Collective has debuted an artificial intelligence (AI)-powered accounting platform designed for one-person operations.

“As freelancers delve into the administration needed to properly pay their taxes and keep their books up to date, they’ve been shocked by their choices: pay expensive local accountants and bookkeepers that often leave them in the dark, or spend hours on DIY finance,” the company said in a news release announcing “Collective Accounting” Tuesday (March 19).

“With today’s release, Collective has solidified itself as a third option, one that fuses human expertise with the efficiency of AI technology.”

On the front end, Collective Accounting lets users send and track online invoices from the platform, deploy automated payment reminders and collect payments via credit card or ACH, the company said in the release.

On the back end, it uses AI large language models (LLMs) to automate expense categorization, thus making sure accounting and bookkeeping are free from errors and deductions are captured to optimize tax savings.

“Solopreneurs, especially the growing number of Gen Z and Millennial freelancers, don’t want their financial data scattered across five different tools and still be stressed that they might have missed something,” said Collective CEO Hooman Radfar.

“They’re frankly tired of trying to make QuickBooks work,” Radfar said. “They shouldn’t have to choose between becoming accounting experts or overpaying CPAs.”

Collective Accounting is part of a wave of recent product launches aimed at solopreneurs, including one last month from QuickBooks designed for freelancers who don’t yet require an advanced accounting solution.

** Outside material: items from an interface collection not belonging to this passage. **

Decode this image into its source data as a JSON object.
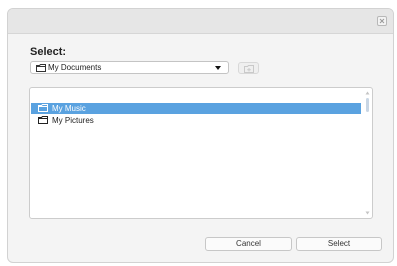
{
  "dialog": {
    "heading": "Select:",
    "location": {
      "selected": "My Documents",
      "icon": "folder-icon",
      "dropdown_icon": "triangle-down-icon"
    },
    "new_folder_icon": "new-folder-icon",
    "close_icon": "close-icon",
    "items": [
      {
        "label": "My Music",
        "selected": true,
        "icon": "folder-icon"
      },
      {
        "label": "My Pictures",
        "selected": false,
        "icon": "folder-icon"
      }
    ],
    "buttons": {
      "cancel": "Cancel",
      "select": "Select"
    }
  },
  "colors": {
    "selection": "#5aa2e0",
    "dialog_bg": "#f4f4f4",
    "titlebar_bg": "#e6e6e6"
  }
}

There’s also LegalZoom’s LZ Books,  an online accounting solution built to help up-and-coming entrepreneurs manage their books, land new work and get ready for tax time.

With nontraditional career paths like freelancing are becoming more mainstream, solo entrepreneurs are recognizing the importance of investing in the infrastructure that supports their work, Josh Greene, co-founder and CEO of coworking app Groove, said in an interview with PYMNTS published last month.

“And I see that people are building a tech stack around themselves in a variety of different ways, whether it’s financial management, whether it’s supplier management with CRMs, whether it’s a sales pipeline, or [this] human infrastructure piece that we’re building,” said Greene.